The integrated marketing communications perspectiveA marketing strategy that blends many diverse elements so that the client’s message touches the customer in the same way regardless of where this interaction occurs. emphasizes the careful, strategic blending of many diverse elements to be sure that the client’s message touches the customer in the same way regardless of where this interaction occurs. That sounds like plain common sense, but you’d be surprised how often it’s a problem—especially in an industry where a client might give its advertising business to one agency, hire a separate firm to handle its public relations, and have still another conduct sales promotions.

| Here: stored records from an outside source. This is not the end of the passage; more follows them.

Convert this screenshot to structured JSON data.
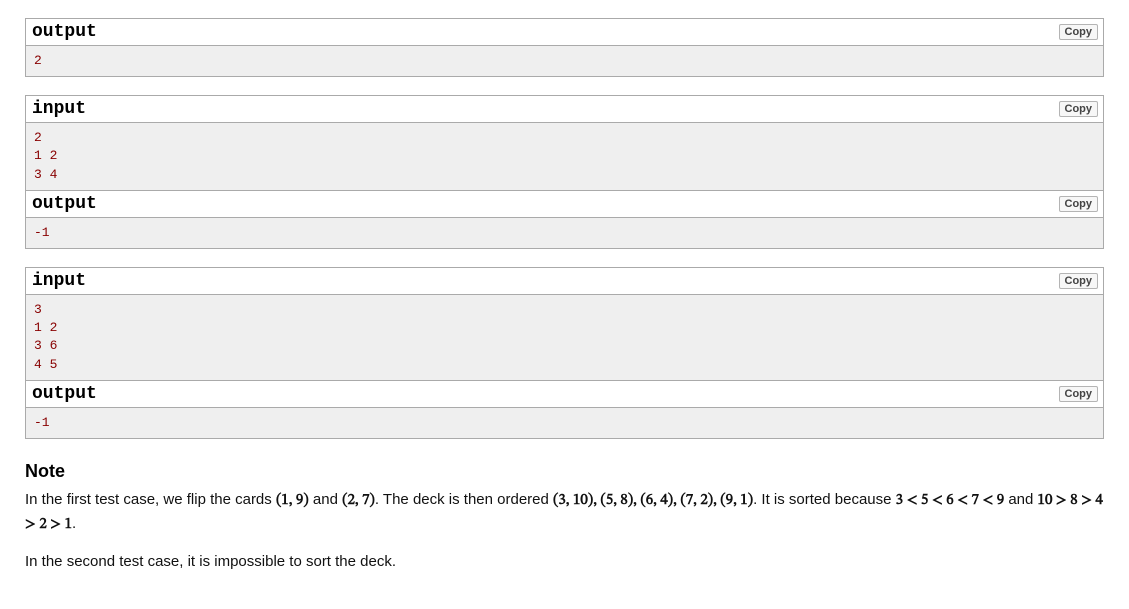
{
  "copyLabel": "Copy",
  "labels": {
    "input": "input",
    "output": "output",
    "note": "Note"
  },
  "blocks": [
    {
      "kind": "output",
      "joined": false,
      "content": "2"
    },
    {
      "kind": "input",
      "joined": false,
      "content": "2\n1 2\n3 4"
    },
    {
      "kind": "output",
      "joined": true,
      "content": "-1"
    },
    {
      "kind": "input",
      "joined": false,
      "content": "3\n1 2\n3 6\n4 5"
    },
    {
      "kind": "output",
      "joined": true,
      "content": "-1"
    }
  ],
  "note": {
    "p1_a": "In the first test case, we flip the cards ",
    "p1_m1": "(1, 9)",
    "p1_b": " and ",
    "p1_m2": "(2, 7)",
    "p1_c": ". The deck is then ordered ",
    "p1_m3": "(3, 10), (5, 8), (6, 4), (7, 2), (9, 1)",
    "p1_d": ". It is sorted because ",
    "p1_m4": "3 < 5 < 6 < 7 < 9",
    "p1_e": " and ",
    "p1_m5": "10 > 8 > 4 > 2 > 1",
    "p1_f": ".",
    "p2": "In the second test case, it is impossible to sort the deck."
  }
}
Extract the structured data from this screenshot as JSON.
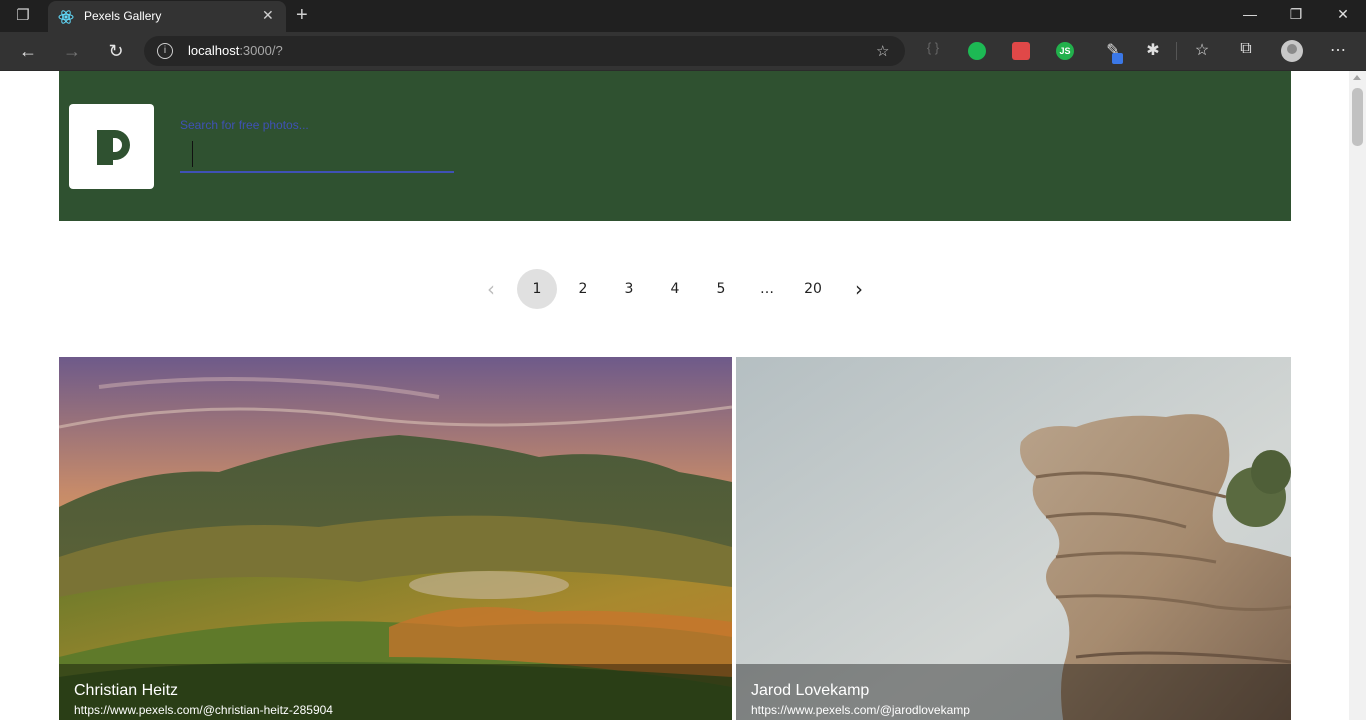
{
  "browser": {
    "tab_title": "Pexels Gallery",
    "url_host": "localhost",
    "url_path": ":3000/?",
    "icons": [
      "tab-actions-icon",
      "react-favicon-icon",
      "close-icon",
      "new-tab-icon",
      "minimize-icon",
      "restore-icon",
      "window-close-icon",
      "back-icon",
      "forward-icon",
      "refresh-icon",
      "info-icon",
      "add-favorite-icon",
      "json-ext-icon",
      "spotify-ext-icon",
      "bug-ext-icon",
      "js-ext-icon",
      "color-picker-ext-icon",
      "extensions-icon",
      "favorites-icon",
      "collections-icon",
      "profile-icon",
      "more-icon"
    ]
  },
  "header": {
    "search_label": "Search for free photos...",
    "search_value": ""
  },
  "pagination": {
    "prev": "‹",
    "pages": [
      "1",
      "2",
      "3",
      "4",
      "5",
      "…",
      "20"
    ],
    "current": "1",
    "next": "›"
  },
  "photos": [
    {
      "photographer": "Christian Heitz",
      "url": "https://www.pexels.com/@christian-heitz-285904"
    },
    {
      "photographer": "Jarod Lovekamp",
      "url": "https://www.pexels.com/@jarodlovekamp"
    }
  ],
  "colors": {
    "header_bg": "#2f5130",
    "accent": "#3f51b5"
  }
}
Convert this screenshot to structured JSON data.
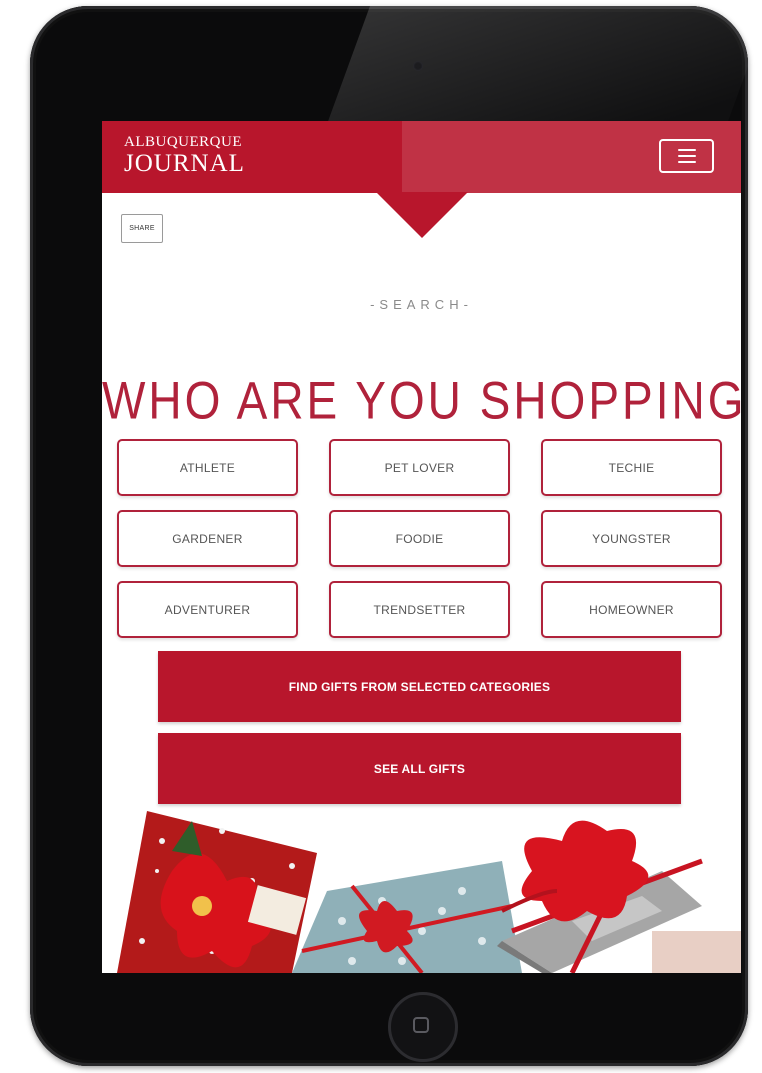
{
  "header": {
    "logo_top": "ALBUQUERQUE",
    "logo_bottom": "JOURNAL"
  },
  "share_label": "SHARE",
  "search_label": "-SEARCH-",
  "headline": "WHO ARE YOU SHOPPING FOR?",
  "categories": [
    {
      "label": "ATHLETE"
    },
    {
      "label": "PET LOVER"
    },
    {
      "label": "TECHIE"
    },
    {
      "label": "GARDENER"
    },
    {
      "label": "FOODIE"
    },
    {
      "label": "YOUNGSTER"
    },
    {
      "label": "ADVENTURER"
    },
    {
      "label": "TRENDSETTER"
    },
    {
      "label": "HOMEOWNER"
    }
  ],
  "find_button_label": "FIND GIFTS FROM SELECTED CATEGORIES",
  "see_all_button_label": "SEE ALL GIFTS",
  "colors": {
    "brand_red": "#b8162c",
    "outline_red": "#b0223b",
    "device_black": "#0b0b0c"
  },
  "icons": {
    "menu": "hamburger-menu-icon",
    "home": "home-button-icon"
  }
}
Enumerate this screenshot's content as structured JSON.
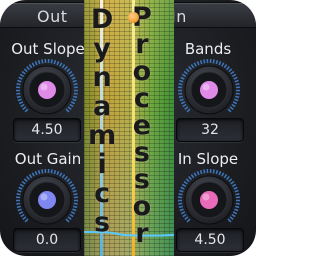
{
  "header": {
    "left_label": "Out",
    "right_label": "In"
  },
  "controls": [
    {
      "id": "out-slope",
      "label": "Out Slope",
      "value": "4.50",
      "knob_color": "#e08ae8"
    },
    {
      "id": "out-gain",
      "label": "Out Gain",
      "value": "0.0",
      "knob_color": "#7f86f0"
    },
    {
      "id": "bands",
      "label": "Bands",
      "value": "32",
      "knob_color": "#e08ae8"
    },
    {
      "id": "in-slope",
      "label": "In Slope",
      "value": "4.50",
      "knob_color": "#e86ab8"
    }
  ],
  "title": {
    "word1": "Dynamics",
    "word2": "Processor"
  },
  "indicator": {
    "color": "#f2a23a",
    "text_color": "#1a1a1a"
  },
  "colors": {
    "accent_blue": "#4ab8ff",
    "accent_yellow": "#ffe46a"
  }
}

Most major agencies today practice the integrated marketing approach in some way, often by starting new divisions to handle areas they didn’t tackle before, or buying (or allying with) smaller, specialized shops that are already experts. The client is ultimately accountable for managing its agencies in a way that supports its overall communications vision. For example, SS+K worked with msnbc.com’s search agency 360i to support the integrated branding campaign. (You’ll learn more about the way they worked together soon.) Marketers are the people most conscientious about coordinating all of the messages that customers receive, but they rely on their agencies to be vigilant about this as well. So, let’s summarize what an integrated perspective emphasizes:
All of us are better than each of us.
The point of strategic communication is to use the best tools available to effect the desired change in the marketplace. SS+K, like some other agencies, no longer draws hard-and-fast distinctions among functions such as advertising, promotions, direct marketing, and digital and public relations. SS+K’s goal is to achieve synergy among all the efforts that emanate from the msnbc.com brand—to choose the best tools for the job, not the ones that are most expected or familiar.
Compared to the “silos” that pervade some agencies, agency creative director Marty Cooke sees more value in combining disciplines than isolating them:
“The basic core idea of SS+K…is to get the different disciplines of communications, writers, art directors, designers, planners, strategy people, researchers, public relations guys, public affairs guys, digital people, direct mail people, whoever else you need, around the table, the biggest brains you can get and let the sparks fly. And that’s been kind of the magic of this place ever since we started it, and it’s worked out very well.”—Marty Cooke, Agency Creative Director
Thinking Differently(click to see video)
Marty describes how SS+K found the integrated approach.